**Task brief:** Only lines holding the word "bike" are needed; copy each of them from the material.

**Data shown:**
■ ■ ■ ■ ■ ■ ■

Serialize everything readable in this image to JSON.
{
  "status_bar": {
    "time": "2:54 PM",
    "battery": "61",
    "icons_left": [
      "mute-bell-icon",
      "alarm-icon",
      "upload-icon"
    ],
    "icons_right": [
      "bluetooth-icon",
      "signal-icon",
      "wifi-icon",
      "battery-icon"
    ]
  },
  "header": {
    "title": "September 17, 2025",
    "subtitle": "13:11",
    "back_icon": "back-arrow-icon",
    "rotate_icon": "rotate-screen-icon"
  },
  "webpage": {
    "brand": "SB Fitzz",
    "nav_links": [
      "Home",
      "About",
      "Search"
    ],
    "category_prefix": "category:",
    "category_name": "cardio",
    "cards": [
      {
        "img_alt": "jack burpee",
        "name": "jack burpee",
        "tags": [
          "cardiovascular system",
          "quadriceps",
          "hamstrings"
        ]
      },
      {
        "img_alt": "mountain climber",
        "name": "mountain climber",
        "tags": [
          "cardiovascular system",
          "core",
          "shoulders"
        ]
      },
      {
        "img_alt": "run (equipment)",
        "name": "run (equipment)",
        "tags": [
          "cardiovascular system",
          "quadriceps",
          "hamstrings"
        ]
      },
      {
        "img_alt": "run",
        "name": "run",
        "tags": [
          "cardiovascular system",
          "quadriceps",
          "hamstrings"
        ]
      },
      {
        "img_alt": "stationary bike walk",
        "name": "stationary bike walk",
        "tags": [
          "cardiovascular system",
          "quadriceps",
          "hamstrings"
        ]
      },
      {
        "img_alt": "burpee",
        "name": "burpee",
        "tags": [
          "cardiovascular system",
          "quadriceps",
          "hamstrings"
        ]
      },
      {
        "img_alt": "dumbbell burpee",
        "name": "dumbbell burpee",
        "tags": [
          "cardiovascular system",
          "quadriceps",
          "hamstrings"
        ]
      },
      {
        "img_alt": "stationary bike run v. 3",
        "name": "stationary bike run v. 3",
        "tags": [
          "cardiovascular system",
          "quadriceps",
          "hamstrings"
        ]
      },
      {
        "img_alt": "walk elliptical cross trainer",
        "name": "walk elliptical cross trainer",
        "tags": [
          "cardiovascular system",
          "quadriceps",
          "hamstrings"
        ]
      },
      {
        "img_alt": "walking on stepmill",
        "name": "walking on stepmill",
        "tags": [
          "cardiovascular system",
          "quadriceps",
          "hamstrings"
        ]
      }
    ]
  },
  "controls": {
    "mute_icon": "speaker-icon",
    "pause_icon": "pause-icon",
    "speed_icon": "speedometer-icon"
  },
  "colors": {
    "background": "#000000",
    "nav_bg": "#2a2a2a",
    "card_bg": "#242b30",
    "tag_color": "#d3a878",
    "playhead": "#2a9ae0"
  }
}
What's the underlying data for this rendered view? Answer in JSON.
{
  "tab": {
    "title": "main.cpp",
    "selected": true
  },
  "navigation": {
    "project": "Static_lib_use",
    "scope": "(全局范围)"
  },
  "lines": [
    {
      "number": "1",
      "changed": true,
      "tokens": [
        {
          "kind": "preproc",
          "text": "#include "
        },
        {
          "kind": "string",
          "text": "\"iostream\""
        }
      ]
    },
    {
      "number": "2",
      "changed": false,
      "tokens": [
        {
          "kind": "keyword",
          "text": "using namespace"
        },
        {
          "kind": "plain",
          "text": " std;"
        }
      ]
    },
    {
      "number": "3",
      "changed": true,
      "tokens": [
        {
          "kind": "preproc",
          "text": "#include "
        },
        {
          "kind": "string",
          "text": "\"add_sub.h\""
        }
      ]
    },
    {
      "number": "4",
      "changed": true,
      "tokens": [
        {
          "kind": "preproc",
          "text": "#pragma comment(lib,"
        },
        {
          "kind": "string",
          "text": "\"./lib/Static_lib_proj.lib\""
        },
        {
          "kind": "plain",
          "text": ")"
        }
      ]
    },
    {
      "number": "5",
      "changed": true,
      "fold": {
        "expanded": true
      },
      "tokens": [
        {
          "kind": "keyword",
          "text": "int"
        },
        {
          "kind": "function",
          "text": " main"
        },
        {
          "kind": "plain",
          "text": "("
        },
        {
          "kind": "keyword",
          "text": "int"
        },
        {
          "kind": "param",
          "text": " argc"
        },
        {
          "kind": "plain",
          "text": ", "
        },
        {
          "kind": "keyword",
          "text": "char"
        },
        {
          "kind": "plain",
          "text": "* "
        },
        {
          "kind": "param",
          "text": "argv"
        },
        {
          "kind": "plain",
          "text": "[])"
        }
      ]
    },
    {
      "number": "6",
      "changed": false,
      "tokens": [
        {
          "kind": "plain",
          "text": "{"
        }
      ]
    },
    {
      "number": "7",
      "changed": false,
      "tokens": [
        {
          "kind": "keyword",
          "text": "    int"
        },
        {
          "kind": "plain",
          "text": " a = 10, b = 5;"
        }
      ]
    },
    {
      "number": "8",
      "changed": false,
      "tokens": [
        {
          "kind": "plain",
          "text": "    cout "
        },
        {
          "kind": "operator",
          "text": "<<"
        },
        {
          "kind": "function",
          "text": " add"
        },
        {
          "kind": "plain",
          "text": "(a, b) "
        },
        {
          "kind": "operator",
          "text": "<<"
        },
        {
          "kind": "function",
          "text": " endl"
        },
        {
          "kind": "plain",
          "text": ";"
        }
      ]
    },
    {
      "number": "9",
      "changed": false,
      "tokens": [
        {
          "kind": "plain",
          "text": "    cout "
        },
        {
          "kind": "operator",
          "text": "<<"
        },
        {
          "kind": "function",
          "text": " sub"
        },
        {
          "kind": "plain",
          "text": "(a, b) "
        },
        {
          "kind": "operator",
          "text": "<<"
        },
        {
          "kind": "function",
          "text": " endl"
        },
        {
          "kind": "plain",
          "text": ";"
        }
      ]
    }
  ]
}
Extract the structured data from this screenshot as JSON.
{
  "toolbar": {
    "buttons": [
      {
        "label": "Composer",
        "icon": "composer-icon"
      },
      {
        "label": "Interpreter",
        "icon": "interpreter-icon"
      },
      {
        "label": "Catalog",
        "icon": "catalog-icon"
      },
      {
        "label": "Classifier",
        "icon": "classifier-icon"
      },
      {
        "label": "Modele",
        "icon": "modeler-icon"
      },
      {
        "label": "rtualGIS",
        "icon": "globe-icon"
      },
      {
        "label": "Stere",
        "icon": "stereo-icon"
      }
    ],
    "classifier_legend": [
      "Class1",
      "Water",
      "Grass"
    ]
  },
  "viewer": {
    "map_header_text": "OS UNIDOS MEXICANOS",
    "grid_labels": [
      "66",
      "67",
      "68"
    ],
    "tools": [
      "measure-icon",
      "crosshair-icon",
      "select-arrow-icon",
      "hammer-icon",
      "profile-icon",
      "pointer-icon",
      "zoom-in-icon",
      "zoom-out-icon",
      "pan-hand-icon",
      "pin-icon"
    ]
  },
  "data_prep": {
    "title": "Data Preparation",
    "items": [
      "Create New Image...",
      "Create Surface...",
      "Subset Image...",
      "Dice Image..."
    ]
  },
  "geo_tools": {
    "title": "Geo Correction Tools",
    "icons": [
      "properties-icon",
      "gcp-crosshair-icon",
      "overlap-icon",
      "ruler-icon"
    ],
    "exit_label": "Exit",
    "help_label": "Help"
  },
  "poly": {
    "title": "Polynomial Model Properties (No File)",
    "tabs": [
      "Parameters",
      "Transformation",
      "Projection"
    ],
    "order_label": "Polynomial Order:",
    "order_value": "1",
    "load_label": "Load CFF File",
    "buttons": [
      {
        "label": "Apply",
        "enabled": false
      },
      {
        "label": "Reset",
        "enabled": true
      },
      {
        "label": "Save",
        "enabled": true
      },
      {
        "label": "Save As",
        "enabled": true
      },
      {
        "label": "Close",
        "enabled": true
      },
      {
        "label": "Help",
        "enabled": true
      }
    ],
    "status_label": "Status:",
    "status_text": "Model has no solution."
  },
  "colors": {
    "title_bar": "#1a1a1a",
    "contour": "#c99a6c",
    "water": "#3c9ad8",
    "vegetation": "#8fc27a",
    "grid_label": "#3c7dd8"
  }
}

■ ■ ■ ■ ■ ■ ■

**Task output:**
        "img_alt": "stationary bike walk",
        "name": "stationary bike walk",
        "img_alt": "stationary bike run v. 3",
        "name": "stationary bike run v. 3",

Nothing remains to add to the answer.